Rejection, any kind of criticism, gives me heart palpitations and I immediately turn into that toddler who is being scolded for spilling grape juice on the white carpet.
The perfectionist in me hates the idea that I am not perfect. Which, of course, I am not, but I would like to be perfect. Still, isn’t a perfectionist simply a procrastinator in disguise (another thought for another day)?
Criticism in all its benevolent/malevolent forms, brings me to my knees. I immediately want to disappear while tears threaten to gang up on the corners of my eyes.
I hate the impotence of imperfection and I have never learned how to gracefully embrace criticism, even when its intent is really for my good.
A few weeks ago, I unexpectedly had to present a new concept/curriculum to a group of professionals who work with children and youth. I knew the material, had even assisted in a previous workshop, but I had never presented the subject matter on my own.
I was not nervous about the presenting part. I am a good teacher/trainer, even if I do say so myself. I was worried about my familiarity with the presentation materials, especially the “Prezi,” which I did not put together (I am more a “PowerPoint” person). My mission, from my perspective, was simply to present the information provided, doing my best to inform and to equip the attendees.

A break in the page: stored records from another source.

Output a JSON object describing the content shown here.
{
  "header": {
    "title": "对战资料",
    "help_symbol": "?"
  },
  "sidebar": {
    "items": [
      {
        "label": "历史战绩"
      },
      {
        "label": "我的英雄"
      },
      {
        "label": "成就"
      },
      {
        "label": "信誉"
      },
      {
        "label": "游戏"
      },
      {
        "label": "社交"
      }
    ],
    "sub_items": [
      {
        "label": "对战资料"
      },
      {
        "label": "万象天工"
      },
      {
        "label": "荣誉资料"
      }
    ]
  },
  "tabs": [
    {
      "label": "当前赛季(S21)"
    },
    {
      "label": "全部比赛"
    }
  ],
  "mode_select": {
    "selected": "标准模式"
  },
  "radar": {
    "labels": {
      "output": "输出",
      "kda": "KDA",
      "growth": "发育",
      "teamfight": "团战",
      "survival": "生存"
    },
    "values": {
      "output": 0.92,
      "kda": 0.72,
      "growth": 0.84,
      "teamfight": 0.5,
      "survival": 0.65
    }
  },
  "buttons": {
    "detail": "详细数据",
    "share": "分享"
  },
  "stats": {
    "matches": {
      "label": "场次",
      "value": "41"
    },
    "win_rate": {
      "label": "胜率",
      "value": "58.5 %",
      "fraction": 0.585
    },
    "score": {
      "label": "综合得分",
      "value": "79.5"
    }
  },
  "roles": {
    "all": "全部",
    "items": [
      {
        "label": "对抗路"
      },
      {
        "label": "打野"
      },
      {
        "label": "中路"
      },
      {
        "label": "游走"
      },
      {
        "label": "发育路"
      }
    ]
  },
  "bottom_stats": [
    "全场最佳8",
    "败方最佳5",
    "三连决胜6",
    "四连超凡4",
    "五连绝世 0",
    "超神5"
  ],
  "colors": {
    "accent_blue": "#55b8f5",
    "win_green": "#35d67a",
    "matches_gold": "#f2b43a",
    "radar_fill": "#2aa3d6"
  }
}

My presentation was well received in spite of my trepidations about how well prepared I was to stand and deliver as the expert in the room. The group, for the most part, was open and responsive. I left the conference feeling fairly confident about all that had transpired.
But, I did not receive the evaluations that day
Sighhhh. . .
The evaluations arrived today (a big GULP goes here and I don’t mean that 7-11 drink).
Why is it that we automatically look for the naysayers rather than embrace the positive (reminds me of that old song, “accentuate the positive, eliminate the negative”). Except I know, especially in this forum, if I want the information I share to be even better, I will seriously have to consider and reflect on the negative feedback.
I DON’T WANT TO LOOK AT THE STUFF THOSE MEANIES WROTE.
I ONLY WANT TO READ THE GOOD STUFF!!!
But I must blink back my tears and lift up my head to ruminate over the constructive criticism (see, no longer negative feedback) in order to incorporate those “suggestions” into my next presentation.
I am learning, even at this late stage of the game, that failure really is the foundation upon which success is constructed (see what I did there from constructive criticism to construction).
I guess you can teach an old dog new tricks, or in my case, a mature woman new concepts.